**Task statement**
Find every line containing the word "label" in the records below; report only how many there are.

Element data from apps and pages:
◇ ◇ ◇ ◇
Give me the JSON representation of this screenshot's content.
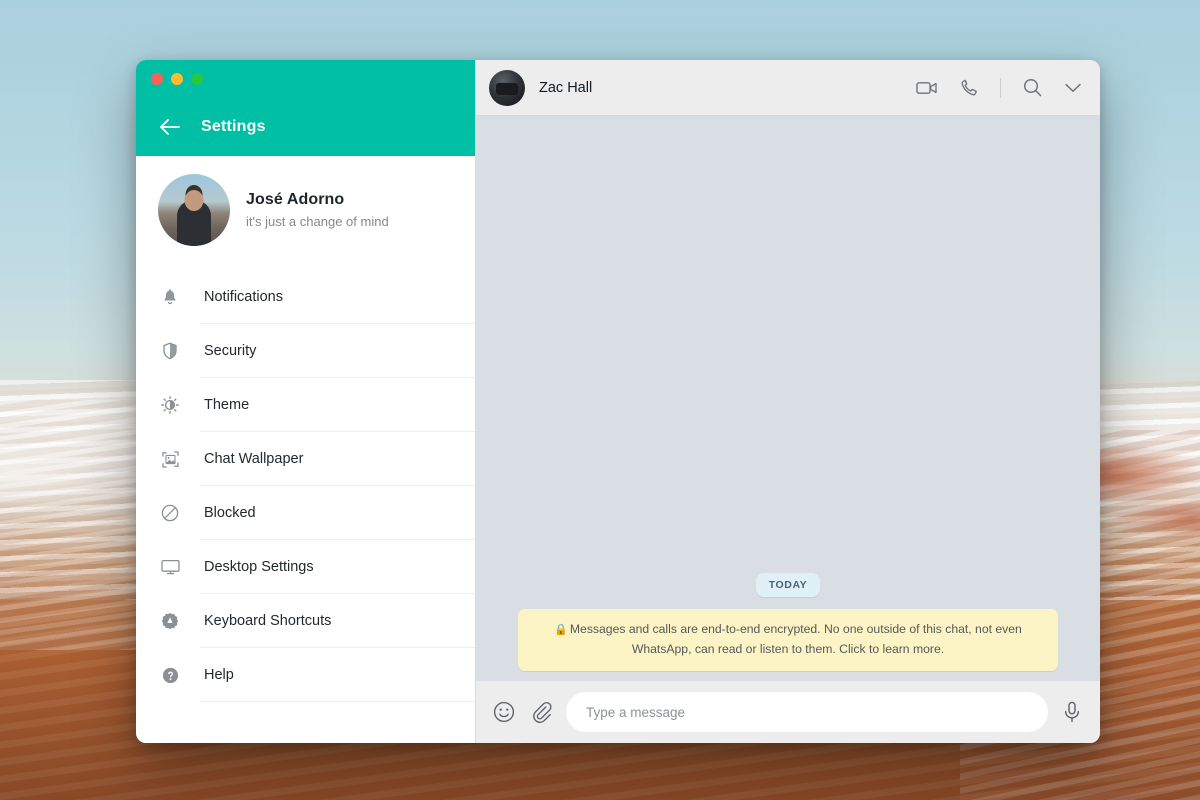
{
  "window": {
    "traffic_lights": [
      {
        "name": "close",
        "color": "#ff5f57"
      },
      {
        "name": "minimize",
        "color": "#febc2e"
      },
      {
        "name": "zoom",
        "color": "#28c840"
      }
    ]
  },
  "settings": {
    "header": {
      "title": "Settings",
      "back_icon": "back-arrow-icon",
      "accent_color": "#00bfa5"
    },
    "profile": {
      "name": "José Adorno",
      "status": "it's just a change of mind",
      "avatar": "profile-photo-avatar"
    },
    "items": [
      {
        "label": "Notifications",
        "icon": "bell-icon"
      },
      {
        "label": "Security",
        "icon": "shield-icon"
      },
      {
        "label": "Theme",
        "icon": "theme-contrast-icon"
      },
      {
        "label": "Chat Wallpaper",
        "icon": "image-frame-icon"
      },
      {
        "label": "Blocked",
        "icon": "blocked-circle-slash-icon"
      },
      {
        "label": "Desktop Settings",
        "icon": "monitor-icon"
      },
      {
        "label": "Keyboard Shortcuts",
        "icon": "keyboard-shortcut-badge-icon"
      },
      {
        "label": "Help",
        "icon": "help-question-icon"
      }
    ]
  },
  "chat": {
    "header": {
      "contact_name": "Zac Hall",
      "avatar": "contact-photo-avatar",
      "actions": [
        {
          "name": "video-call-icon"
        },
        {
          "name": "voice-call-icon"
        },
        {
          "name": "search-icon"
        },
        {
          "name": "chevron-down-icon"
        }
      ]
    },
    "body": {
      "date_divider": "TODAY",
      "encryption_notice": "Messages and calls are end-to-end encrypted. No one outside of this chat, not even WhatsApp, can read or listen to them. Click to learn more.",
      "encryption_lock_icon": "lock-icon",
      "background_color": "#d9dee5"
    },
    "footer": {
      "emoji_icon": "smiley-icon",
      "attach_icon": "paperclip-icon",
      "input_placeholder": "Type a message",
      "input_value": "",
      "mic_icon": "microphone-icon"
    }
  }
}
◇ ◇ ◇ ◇
**Finished task**
8